Let’s Pretend This Never Happened: A Mostly True Memoir by Jenny Lawson
“In short? It is exhausting being me. Pretending to be normal is draining and requires amazing amounts of energy and Xanax.”
Jenny Lawson, the Bloggess, is one of the most relateable and funny women to come out of the blog craze of the early aughts. Her debut novel, Let’s Pretend This Never Happened, is a hysterical and poignant look at living with mental illness. But Jenny’s life isn’t just about managing her anxiety, OCD and depression. She has an intelligent partnership with her husband, Victor, and after years or fertility struggles she became the mother to a daughter named Hailey.
There is a lot of taxidermy (Lawson’s father is a taxidermist and his penchant for fixing up roadkill has been passed on to his daughter) as well as adventures with live animals and other anecdotes about living in rural Texas- escaping rural Texas- and ending back up in Rural Texas.
All the women in my family suffer from some combination of anxiety, OCD and depression which The Bloggess and the community she has built one of the more comfortable corners in the world for me. Let’s Pretend is a great introduction to Lawson and her particular brand of dark, dark humor and applying that morbid sense of humor to her often challenging life and maybe accidentally picking up some coping mechanisms of your own.
I listened to the audio book this time around and highly recommend. You get an additional essay and Lawson sounds like Megan Mullany when she is not doing the Karen voice.
Furiously Happy by Jenny Lawson
“I’ve often thought that people with severe depression have developed such a well for experiencing extreme emotion that they might be able to experience extreme joy in a way that ‘normal people’ also might never understand. And that’s what Furiously Happy is all about.”
Furiously Happy, Lawson’s follow up to Let’s Pretend, is my favorite of her two memoirs. I think by 2015 Lawson had really come into her own as an author and online personality while still maintaining the essence that made her so captivating to begin with. Her essays cover both her unusual time in the spotlight and how her particular brand of fame has translated into her real life (skinned cats in the mail) and more outrageous “fights” and “conversations with” her long suffering husband, Victor. Plus all the fantastic taxidermy tales (and tails!) you never knew you needed!

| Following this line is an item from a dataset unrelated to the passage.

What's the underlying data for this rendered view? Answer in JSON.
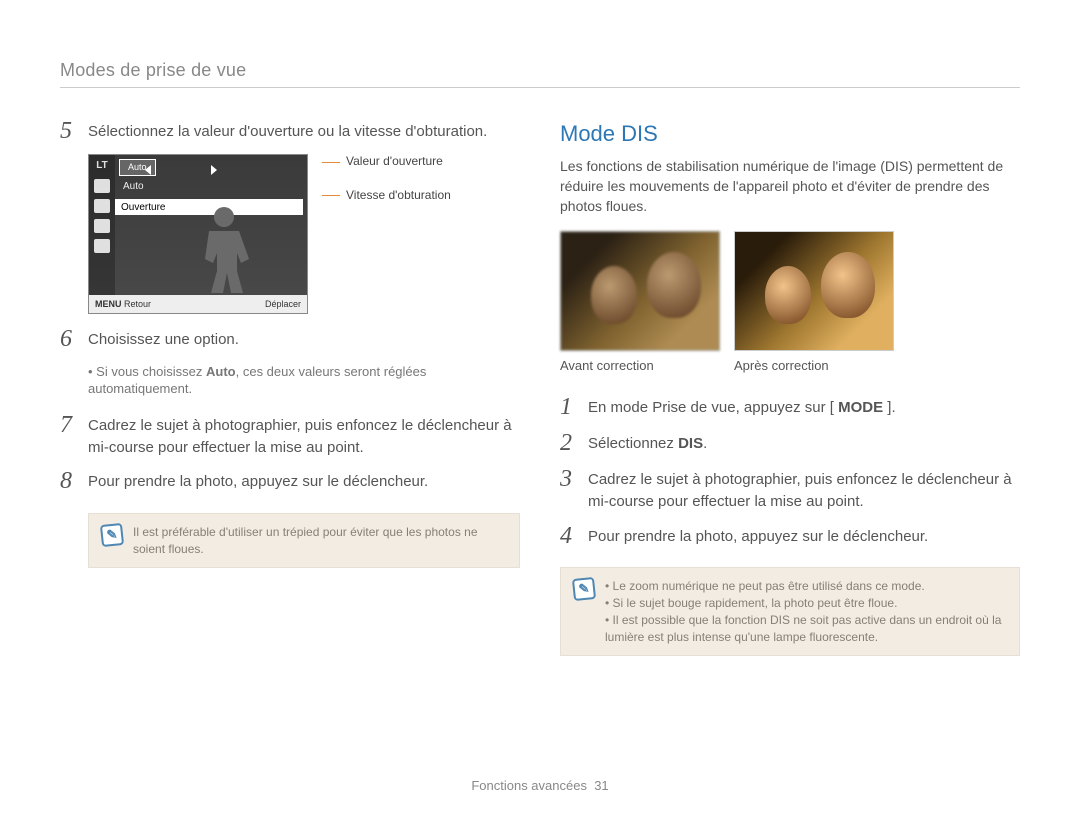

Most importantly she maintains the same open and honest vibe from her previous novel. I think writing and blogging is cathartic and healing for Lawson but by sharing her pain with the world (and the humor she finds in it) she is helping tens of thousands of people. As I mentioned a week or two ago I have had a very exhausting summer so far and honestly the day and a half I spent listening to Lawson’s memoirs back to back noticeably lifted my spirits. Who needs Chicken Soup for the Soul when there are Stuffed Raccoons for the Overly Anxious?